Posted Nov 9, '12 at 11:41pm

VonHeisenbourg

VonHeisenbourg

215 posts

What does the American term of Corporate person mean?

 

Posted Nov 10, '12 at 12:21am

EmperorPalpatine

EmperorPalpatine

4,976 posts

What does the American term of Corporate person mean?

A person who runs the business from a high position (CEO, CFO, COO, President, VP, top managers, Board of Directors, owners, etc)  in a company. They tend to have a lot of direct power over what decisions the company makes. They're the ones who give the orders, as contrasted with the 'workers' who are expected to act upon those orders. Consider McDonalds: the Corporate people are the ones who deal with the business and numbers side of things (setting up franchising, advertisements, budgeting, procedures, choosing new products or replacing existing ones, licensing deals, financial stuff, ownership/stock, etc), while the burger-flippers, lower managerial staff, janitors, and cashiers comply to the changes.

 

Posted Nov 10, '12 at 12:28am

VonHeisenbourg

VonHeisenbourg

215 posts

Here is a better phrasing of the question I meant to ask: in a simplified laymen term answer, what are all the rights given to companies under the Corporate Personhood act. As well as what are the rights refused by this act, if any?

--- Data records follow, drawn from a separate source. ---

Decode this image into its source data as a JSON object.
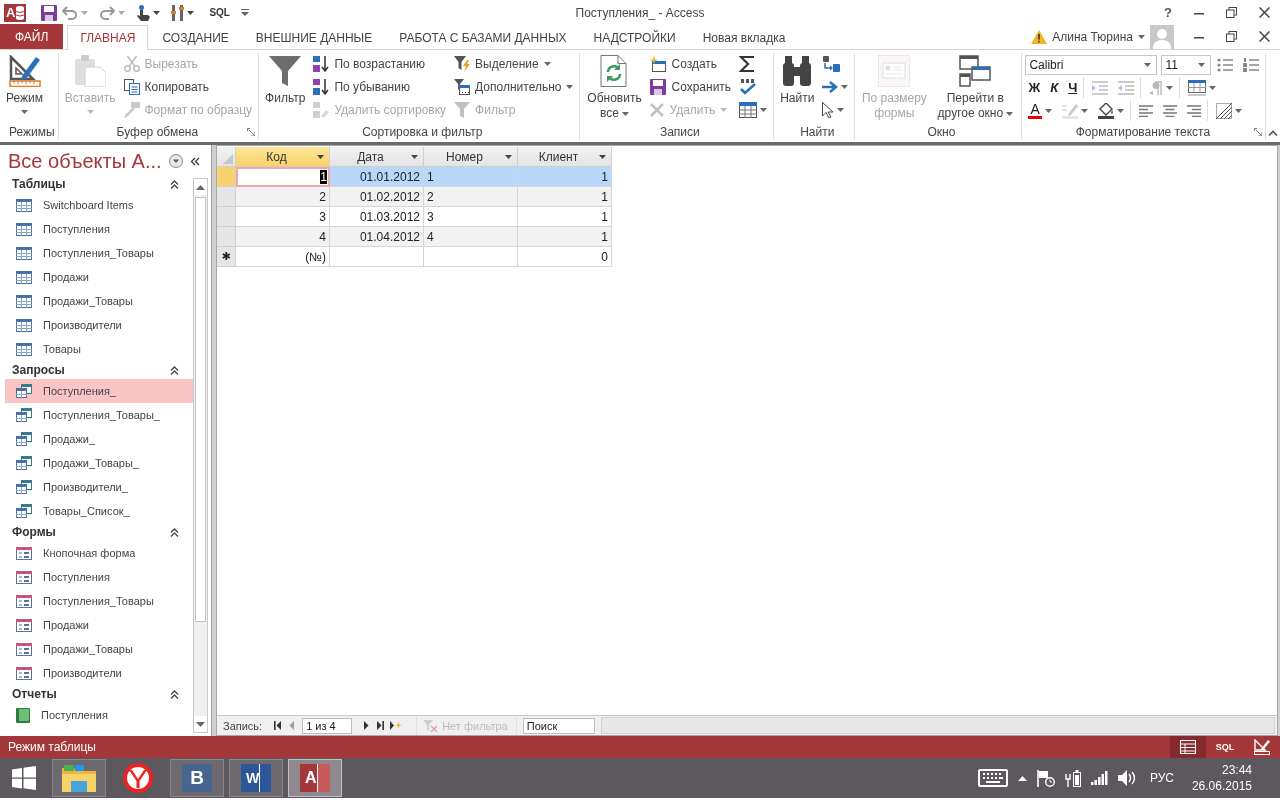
{
  "window": {
    "logo": "A",
    "title": "Поступления_ - Access",
    "help": "?"
  },
  "quick_access": {
    "sql": "SQL"
  },
  "ribbon": {
    "tabs": [
      {
        "label": "ФАЙЛ",
        "kind": "file",
        "selected": false
      },
      {
        "label": "ГЛАВНАЯ",
        "kind": "tab",
        "selected": true
      },
      {
        "label": "СОЗДАНИЕ",
        "kind": "tab",
        "selected": false
      },
      {
        "label": "ВНЕШНИЕ ДАННЫЕ",
        "kind": "tab",
        "selected": false
      },
      {
        "label": "РАБОТА С БАЗАМИ ДАННЫХ",
        "kind": "tab",
        "selected": false
      },
      {
        "label": "НАДСТРОЙКИ",
        "kind": "tab",
        "selected": false
      },
      {
        "label": "Новая вкладка",
        "kind": "tab",
        "selected": false
      }
    ],
    "account": {
      "user": "Алина Тюрина",
      "warning": true
    },
    "groups": [
      {
        "title": "Режимы",
        "launcher": false,
        "columns": [
          [
            {
              "kind": "large",
              "label": "Режим",
              "disabled": false,
              "dropdown": true
            }
          ]
        ]
      },
      {
        "title": "Буфер обмена",
        "launcher": true,
        "columns": [
          [
            {
              "kind": "large",
              "label": "Вставить",
              "disabled": true,
              "dropdown": true
            }
          ],
          [
            {
              "kind": "small",
              "label": "Вырезать",
              "disabled": true,
              "dropdown": false
            },
            {
              "kind": "small",
              "label": "Копировать",
              "disabled": false,
              "dropdown": false
            },
            {
              "kind": "small",
              "label": "Формат по образцу",
              "disabled": true,
              "dropdown": false
            }
          ]
        ]
      },
      {
        "title": "Сортировка и фильтр",
        "launcher": false,
        "columns": [
          [
            {
              "kind": "large",
              "label": "Фильтр",
              "disabled": false,
              "dropdown": false
            }
          ],
          [
            {
              "kind": "small",
              "label": "По возрастанию",
              "disabled": false,
              "dropdown": false
            },
            {
              "kind": "small",
              "label": "По убыванию",
              "disabled": false,
              "dropdown": false
            },
            {
              "kind": "small",
              "label": "Удалить сортировку",
              "disabled": true,
              "dropdown": false
            }
          ],
          [
            {
              "kind": "small",
              "label": "Выделение",
              "disabled": false,
              "dropdown": true
            },
            {
              "kind": "small",
              "label": "Дополнительно",
              "disabled": false,
              "dropdown": true
            },
            {
              "kind": "small",
              "label": "Фильтр",
              "disabled": true,
              "dropdown": false
            }
          ]
        ]
      },
      {
        "title": "Записи",
        "launcher": false,
        "columns": [
          [
            {
              "kind": "large",
              "label": "Обновить все",
              "disabled": false,
              "dropdown": true
            }
          ],
          [
            {
              "kind": "small",
              "label": "Создать",
              "disabled": false,
              "dropdown": false
            },
            {
              "kind": "small",
              "label": "Сохранить",
              "disabled": false,
              "dropdown": false
            },
            {
              "kind": "small",
              "label": "Удалить",
              "disabled": true,
              "dropdown": true
            }
          ],
          [
            {
              "kind": "icon",
              "disabled": false,
              "dropdown": false
            },
            {
              "kind": "icon",
              "disabled": false,
              "dropdown": false
            },
            {
              "kind": "icon",
              "disabled": false,
              "dropdown": true
            }
          ]
        ]
      },
      {
        "title": "Найти",
        "launcher": false,
        "columns": [
          [
            {
              "kind": "large",
              "label": "Найти",
              "disabled": false,
              "dropdown": false
            }
          ],
          [
            {
              "kind": "icon",
              "disabled": false,
              "dropdown": false
            },
            {
              "kind": "icon",
              "disabled": false,
              "dropdown": true
            },
            {
              "kind": "icon",
              "disabled": false,
              "dropdown": true
            }
          ]
        ]
      },
      {
        "title": "Окно",
        "launcher": false,
        "columns": [
          [
            {
              "kind": "large",
              "label": "По размеру формы",
              "disabled": true,
              "dropdown": false
            }
          ],
          [
            {
              "kind": "large",
              "label": "Перейти в другое окно",
              "disabled": false,
              "dropdown": true
            }
          ]
        ]
      },
      {
        "title": "Форматирование текста",
        "launcher": true,
        "rows": [
          [
            [
              {
                "kind": "combo",
                "value": "Calibri"
              },
              {
                "kind": "combo",
                "value": "11"
              }
            ],
            [
              {
                "kind": "icon",
                "disabled": false,
                "dropdown": false
              },
              {
                "kind": "icon",
                "disabled": false,
                "dropdown": false
              }
            ]
          ],
          [
            [
              {
                "kind": "glyph",
                "label": "Ж",
                "disabled": false,
                "dropdown": false
              },
              {
                "kind": "glyph",
                "label": "К",
                "disabled": false,
                "dropdown": false
              },
              {
                "kind": "glyph",
                "label": "Ч",
                "disabled": false,
                "dropdown": false
              }
            ],
            [
              {
                "kind": "icon",
                "disabled": true,
                "dropdown": false
              },
              {
                "kind": "icon",
                "disabled": true,
                "dropdown": false
              }
            ],
            [
              {
                "kind": "icon",
                "disabled": true,
                "dropdown": true
              }
            ],
            [
              {
                "kind": "icon",
                "disabled": false,
                "dropdown": true
              }
            ]
          ],
          [
            [
              {
                "kind": "glyph",
                "label": "A",
                "disabled": false,
                "dropdown": true
              },
              {
                "kind": "icon",
                "disabled": true,
                "dropdown": true
              },
              {
                "kind": "icon",
                "disabled": false,
                "dropdown": true
              }
            ],
            [
              {
                "kind": "icon",
                "disabled": false,
                "dropdown": false
              },
              {
                "kind": "icon",
                "disabled": false,
                "dropdown": false
              },
              {
                "kind": "icon",
                "disabled": false,
                "dropdown": false
              }
            ],
            [
              {
                "kind": "icon",
                "disabled": false,
                "dropdown": true
              }
            ]
          ]
        ]
      }
    ]
  },
  "navigation": {
    "title": "Все объекты A...",
    "groups": [
      {
        "title": "Таблицы",
        "kind": "table",
        "expanded": true,
        "items": [
          {
            "label": "Switchboard Items",
            "selected": false
          },
          {
            "label": "Поступления",
            "selected": false
          },
          {
            "label": "Поступления_Товары",
            "selected": false
          },
          {
            "label": "Продажи",
            "selected": false
          },
          {
            "label": "Продажи_Товары",
            "selected": false
          },
          {
            "label": "Производители",
            "selected": false
          },
          {
            "label": "Товары",
            "selected": false
          }
        ]
      },
      {
        "title": "Запросы",
        "kind": "query",
        "expanded": true,
        "items": [
          {
            "label": "Поступления_",
            "selected": true
          },
          {
            "label": "Поступления_Товары_",
            "selected": false
          },
          {
            "label": "Продажи_",
            "selected": false
          },
          {
            "label": "Продажи_Товары_",
            "selected": false
          },
          {
            "label": "Производители_",
            "selected": false
          },
          {
            "label": "Товары_Список_",
            "selected": false
          }
        ]
      },
      {
        "title": "Формы",
        "kind": "form",
        "expanded": true,
        "items": [
          {
            "label": "Кнопочная форма",
            "selected": false
          },
          {
            "label": "Поступления",
            "selected": false
          },
          {
            "label": "Поступления_Товары",
            "selected": false
          },
          {
            "label": "Продажи",
            "selected": false
          },
          {
            "label": "Продажи_Товары",
            "selected": false
          },
          {
            "label": "Производители",
            "selected": false
          }
        ]
      },
      {
        "title": "Отчеты",
        "kind": "report",
        "expanded": true,
        "items": [
          {
            "label": "Поступления",
            "selected": false
          }
        ]
      }
    ]
  },
  "datasheet": {
    "columns": [
      {
        "label": "Код",
        "numeric": true,
        "selected": true
      },
      {
        "label": "Дата",
        "numeric": true,
        "selected": false
      },
      {
        "label": "Номер",
        "numeric": false,
        "selected": false
      },
      {
        "label": "Клиент",
        "numeric": true,
        "selected": false
      }
    ],
    "rows": [
      {
        "cells": [
          "1",
          "01.01.2012",
          "1",
          "1"
        ],
        "selected": true
      },
      {
        "cells": [
          "2",
          "01.02.2012",
          "2",
          "1"
        ],
        "selected": false
      },
      {
        "cells": [
          "3",
          "01.03.2012",
          "3",
          "1"
        ],
        "selected": false
      },
      {
        "cells": [
          "4",
          "01.04.2012",
          "4",
          "1"
        ],
        "selected": false
      }
    ],
    "new_row": {
      "marker": "✱",
      "cells": [
        "(№)",
        null,
        null,
        "0"
      ]
    },
    "record_nav": {
      "label": "Запись:",
      "buttons": [
        {
          "kind": "first",
          "disabled": false
        },
        {
          "kind": "previous",
          "disabled": true
        },
        {
          "kind": "next",
          "disabled": false
        },
        {
          "kind": "last",
          "disabled": false
        },
        {
          "kind": "new",
          "disabled": false
        }
      ],
      "current": "1 из 4",
      "filter": {
        "label": "Нет фильтра",
        "disabled": true
      },
      "search": {
        "placeholder": "Поиск"
      }
    }
  },
  "status_bar": {
    "mode": "Режим таблицы",
    "views": [
      {
        "kind": "datasheet",
        "selected": true
      },
      {
        "kind": "sql",
        "label": "SQL",
        "selected": false
      },
      {
        "kind": "design",
        "selected": false
      }
    ]
  },
  "taskbar": {
    "apps": [
      {
        "kind": "explorer",
        "running": true,
        "selected": false
      },
      {
        "kind": "browser",
        "running": false,
        "selected": false
      },
      {
        "kind": "vk",
        "glyph": "В",
        "running": true,
        "selected": false
      },
      {
        "kind": "word",
        "glyph": "W",
        "running": true,
        "selected": false
      },
      {
        "kind": "access",
        "glyph": "A",
        "running": true,
        "selected": true
      }
    ],
    "tray": {
      "language": "РУС",
      "time": "23:44",
      "date": "26.06.2015"
    }
  }
}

My original phrasing was poor. I meant to say, what are the rights of any given company, according to the Corporate Personhood Act?

 

Posted Nov 10, '12 at 1:02am

EmperorPalpatine

EmperorPalpatine

4,976 posts

I meant to say, what are the rights of any given company, according to the Corporate Personhood Act?

I happen to be taking an open-note business test online, so I've got my book. The rule is in place mainly for legal representation in a court so they are considered seperate from their owners. A corporate entity is the legal concept that allows businesses to sue and be sued, protecting stockholders/owners from being personally sued for the company's actions, as opposed to a sole proprietorship or a company without limited liability. For example, if I own stock in Wal-Mart, and they get sued for, say, not paying employees their wages (not like that could ever happen), I don't have to worry about my personal property being taken away. Limited liability means that the owners aren't personally responsible for what a company does. Unlimited liability means the owners can be financially persecuted in court. For example, if I own a shawarma restaurant and I borrow a lot of money from a bank and go out of business, the court could decide that the business can take assets (property, cash, vehicles, other stuff with value) beyond that of the business to pay for the debt.

 

Posted Nov 10, '12 at 1:05am

EmperorPalpatine

EmperorPalpatine

4,976 posts

the court could decide that the business can take assets

the court could decide that the *bank can take assets

 

Posted Nov 11, '12 at 1:54am

hojoko

hojoko

556 posts

They wanted it to appear democratic, but they still wanted aristocrats to correct any mistakes we might make.

How cynical.

We use electoral votes rather than a system of pure democracy simply because it wasn't feasible for so many people across such a wide distance to vote and get an accurate count. It also makes elections much easier by encouraging states to present a unified vote proportionate to their population, as the popular vote is so often 49 percent to 51 percent for each candidate, which would be a headache to count and recount each election With the introduction of electronic voting, that might change, but electronic voting has it's own problems.

 

Posted Nov 11, '12 at 7:21pm

xerox

xerox

308 posts

Why the government is so corrupted, anywhere in the world? What is the hole in the system that everyone uses? 

Also what is the difference between monarchy and any other kind of leadership? I mean both are fine, but in monarchy, there is one king, who is controlled by no one, and in the current Democracy things there are different peoples chosen by everyone but controlled by the same persons. So any other differences?

 
Reply to Politics/World Q & A

You must be logged in to post a reply!